Peter Darby was waxing lyrical about hops elsewhere in the field. He explained how hops are grown vegetatively, not from seeds, so all hops of a variety are genetically identical clones. This lead to me asking why male hops are gown in Britain and he was kind enough to answer in great detail.

For those of you that aren't aware of such things hop plants can be male or female but only the females will grow the hop cones we need for brewing. Outside of Britain only the females plants are grown so the hops aren't fertilised and so are unseeded.

The reason things differ in Britain is due to an early example of biological pest control. Britain is the place where hops are most affected by powdery mildew and researchers found that unfertilised hop flowers remained open and susceptible for longer than fertilised flowers. So it was decided in 1904 that in Britain hops would be grown with males present to reduce the effects of mildew. Approximately one male plant is grown for every 400 females and several varieties of males will be used so that pollen is released over a range of time. The female varieties that brewers know and love have names like Fuggles, Goldings or Cascade. The males the hop growers also plant have more functional names like 'early' or 'late' denoting when they release their pollen.

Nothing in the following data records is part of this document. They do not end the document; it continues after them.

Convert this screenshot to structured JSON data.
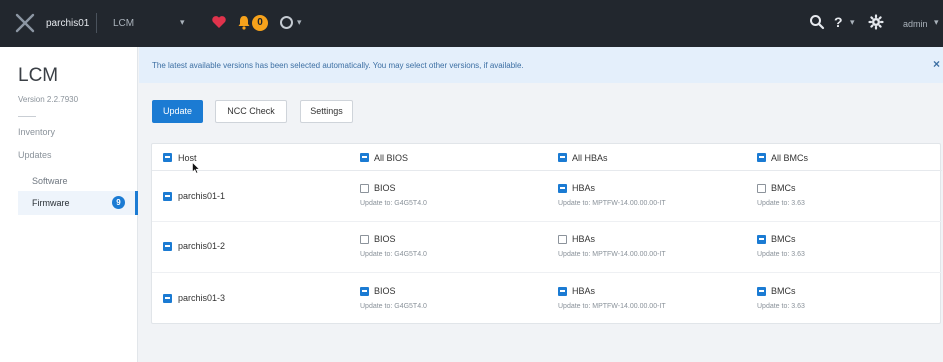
{
  "topbar": {
    "cluster_name": "parchis01",
    "app_name": "LCM",
    "alert_count": "0",
    "help_label": "?",
    "user": "admin"
  },
  "sidebar": {
    "title": "LCM",
    "version": "Version 2.2.7930",
    "nav": {
      "inventory": "Inventory",
      "updates": "Updates",
      "software": "Software",
      "firmware": "Firmware",
      "firmware_badge": "9"
    }
  },
  "banner": {
    "message": "The latest available versions has been selected automatically. You may select other versions, if available.",
    "close": "×"
  },
  "actions": {
    "update": "Update",
    "ncc_check": "NCC Check",
    "settings": "Settings"
  },
  "table": {
    "header": {
      "host": {
        "label": "Host",
        "checked": true
      },
      "bios": {
        "label": "All BIOS",
        "checked": true
      },
      "hbas": {
        "label": "All HBAs",
        "checked": true
      },
      "bmcs": {
        "label": "All BMCs",
        "checked": true
      }
    },
    "rows": [
      {
        "host": {
          "label": "parchis01-1",
          "checked": true
        },
        "bios": {
          "label": "BIOS",
          "checked": false,
          "update": "Update to: G4G5T4.0"
        },
        "hbas": {
          "label": "HBAs",
          "checked": true,
          "update": "Update to: MPTFW-14.00.00.00-IT"
        },
        "bmcs": {
          "label": "BMCs",
          "checked": false,
          "update": "Update to: 3.63"
        }
      },
      {
        "host": {
          "label": "parchis01-2",
          "checked": true
        },
        "bios": {
          "label": "BIOS",
          "checked": false,
          "update": "Update to: G4G5T4.0"
        },
        "hbas": {
          "label": "HBAs",
          "checked": false,
          "update": "Update to: MPTFW-14.00.00.00-IT"
        },
        "bmcs": {
          "label": "BMCs",
          "checked": true,
          "update": "Update to: 3.63"
        }
      },
      {
        "host": {
          "label": "parchis01-3",
          "checked": true
        },
        "bios": {
          "label": "BIOS",
          "checked": true,
          "update": "Update to: G4G5T4.0"
        },
        "hbas": {
          "label": "HBAs",
          "checked": true,
          "update": "Update to: MPTFW-14.00.00.00-IT"
        },
        "bmcs": {
          "label": "BMCs",
          "checked": true,
          "update": "Update to: 3.63"
        }
      }
    ]
  },
  "colors": {
    "accent": "#1b7bd3",
    "topbar": "#22272e",
    "alert": "#f7a21b",
    "heart": "#e0334c"
  }
}
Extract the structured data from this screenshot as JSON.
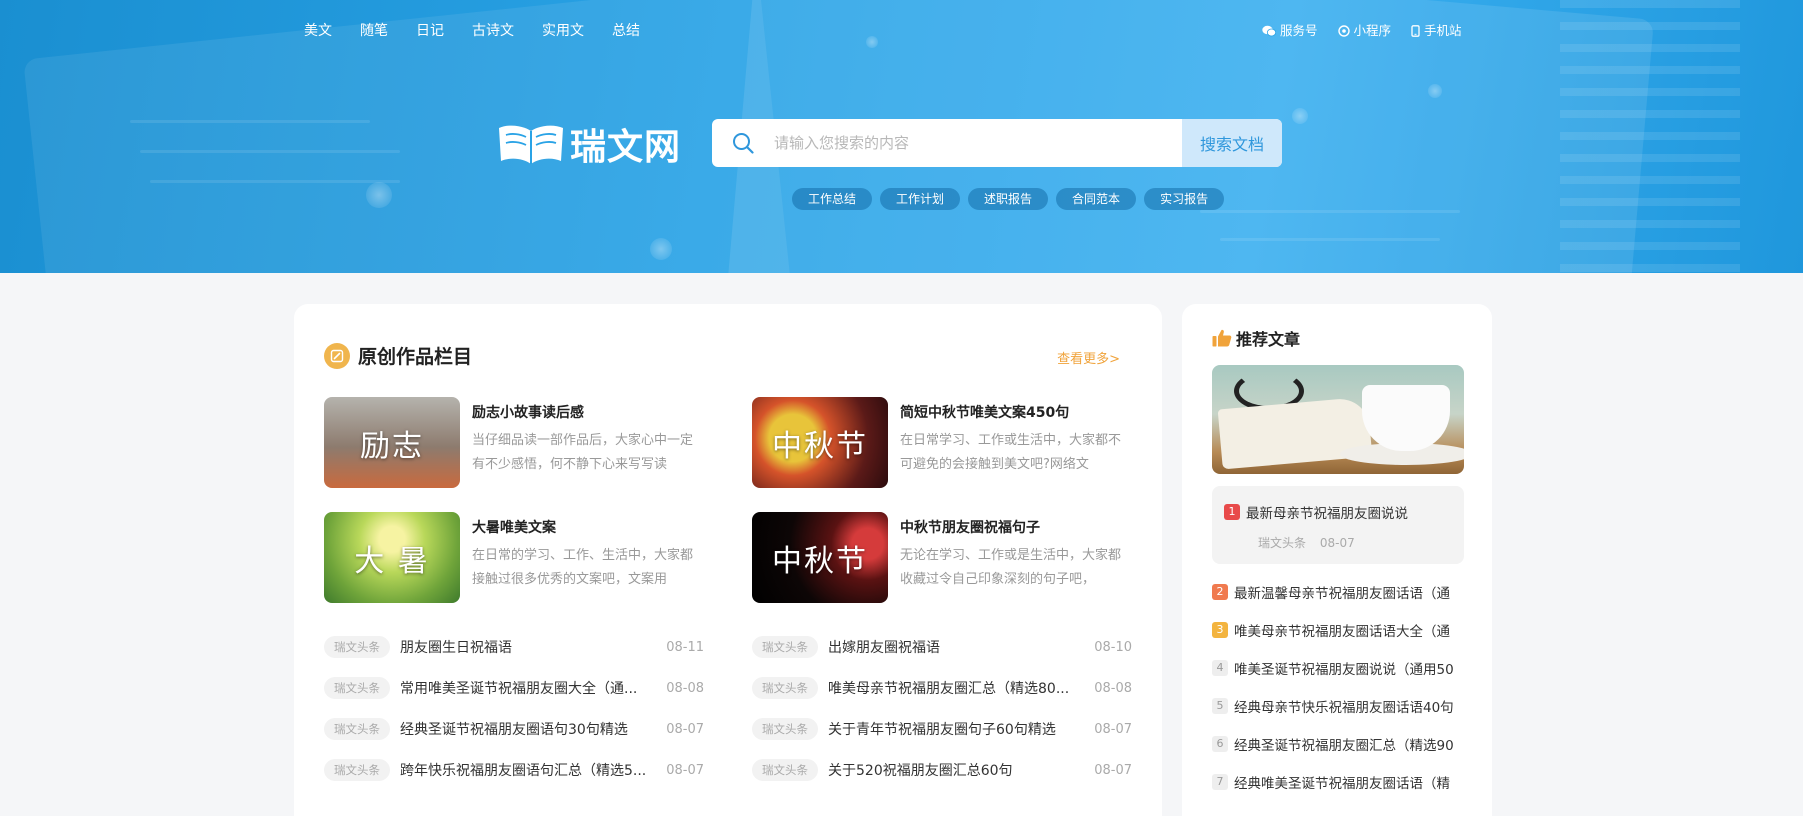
{
  "topnav": [
    "美文",
    "随笔",
    "日记",
    "古诗文",
    "实用文",
    "总结"
  ],
  "toplinks": [
    {
      "icon": "wechat-icon",
      "label": "服务号"
    },
    {
      "icon": "miniprogram-icon",
      "label": "小程序"
    },
    {
      "icon": "mobile-icon",
      "label": "手机站"
    }
  ],
  "logo": {
    "text": "瑞文网"
  },
  "search": {
    "placeholder": "请输入您搜索的内容",
    "button": "搜索文档"
  },
  "tags": [
    "工作总结",
    "工作计划",
    "述职报告",
    "合同范本",
    "实习报告"
  ],
  "original": {
    "title": "原创作品栏目",
    "more": "查看更多>",
    "featured": [
      {
        "thumb_text": "励志",
        "title": "励志小故事读后感",
        "desc": "当仔细品读一部作品后，大家心中一定有不少感悟，何不静下心来写写读"
      },
      {
        "thumb_text": "中秋节",
        "title": "简短中秋节唯美文案450句",
        "desc": "在日常学习、工作或生活中，大家都不可避免的会接触到美文吧?网络文"
      },
      {
        "thumb_text": "大 暑",
        "title": "大暑唯美文案",
        "desc": "在日常的学习、工作、生活中，大家都接触过很多优秀的文案吧，文案用"
      },
      {
        "thumb_text": "中秋节",
        "title": "中秋节朋友圈祝福句子",
        "desc": "无论在学习、工作或是生活中，大家都收藏过令自己印象深刻的句子吧，"
      }
    ],
    "badge": "瑞文头条",
    "list_left": [
      {
        "title": "朋友圈生日祝福语",
        "date": "08-11"
      },
      {
        "title": "常用唯美圣诞节祝福朋友圈大全（通...",
        "date": "08-08"
      },
      {
        "title": "经典圣诞节祝福朋友圈语句30句精选",
        "date": "08-07"
      },
      {
        "title": "跨年快乐祝福朋友圈语句汇总（精选5...",
        "date": "08-07"
      }
    ],
    "list_right": [
      {
        "title": "出嫁朋友圈祝福语",
        "date": "08-10"
      },
      {
        "title": "唯美母亲节祝福朋友圈汇总（精选80...",
        "date": "08-08"
      },
      {
        "title": "关于青年节祝福朋友圈句子60句精选",
        "date": "08-07"
      },
      {
        "title": "关于520祝福朋友圈汇总60句",
        "date": "08-07"
      }
    ]
  },
  "recommend": {
    "title": "推荐文章",
    "top": {
      "num": "1",
      "title": "最新母亲节祝福朋友圈说说",
      "source": "瑞文头条",
      "date": "08-07"
    },
    "items": [
      {
        "num": "2",
        "title": "最新温馨母亲节祝福朋友圈话语（通"
      },
      {
        "num": "3",
        "title": "唯美母亲节祝福朋友圈话语大全（通"
      },
      {
        "num": "4",
        "title": "唯美圣诞节祝福朋友圈说说（通用50"
      },
      {
        "num": "5",
        "title": "经典母亲节快乐祝福朋友圈话语40句"
      },
      {
        "num": "6",
        "title": "经典圣诞节祝福朋友圈汇总（精选90"
      },
      {
        "num": "7",
        "title": "经典唯美圣诞节祝福朋友圈话语（精"
      }
    ]
  },
  "colors": {
    "hero": "#1f97dc",
    "accent": "#f0a33b",
    "rank1": "#e84a4a",
    "rank2": "#f07a4f",
    "rank3": "#f3b43f"
  }
}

I moved on to the picking shed next, where the hop bines are loaded on to the picking machine.

When the hops are picked from the bines they trundle down a conveyor belt where debris is removed before the move on to the kiln.

The hops are dried in the kiln for about eight hours before some cold air is blown through, which moistens them slightly making them less brittle before packaging.

Hops...thousands of them.

Not the Champion Beer of Britan

I spotted in Morrisons a bottled version of the current Champion Beer of Britain Castle Rock Harvest Pale. In the bottled it's 4.3% ABV compared to the draught at 3.8. I found it nice but unexciting (am I the new Jilly Goolden or what?). It's hard to get bottled beers as good as the cask version and even with the increase in strength the Harvest Pale wasn't outstanding. I would buy it again though, but I really need to find it on draught. 

Thursday 2 September 2010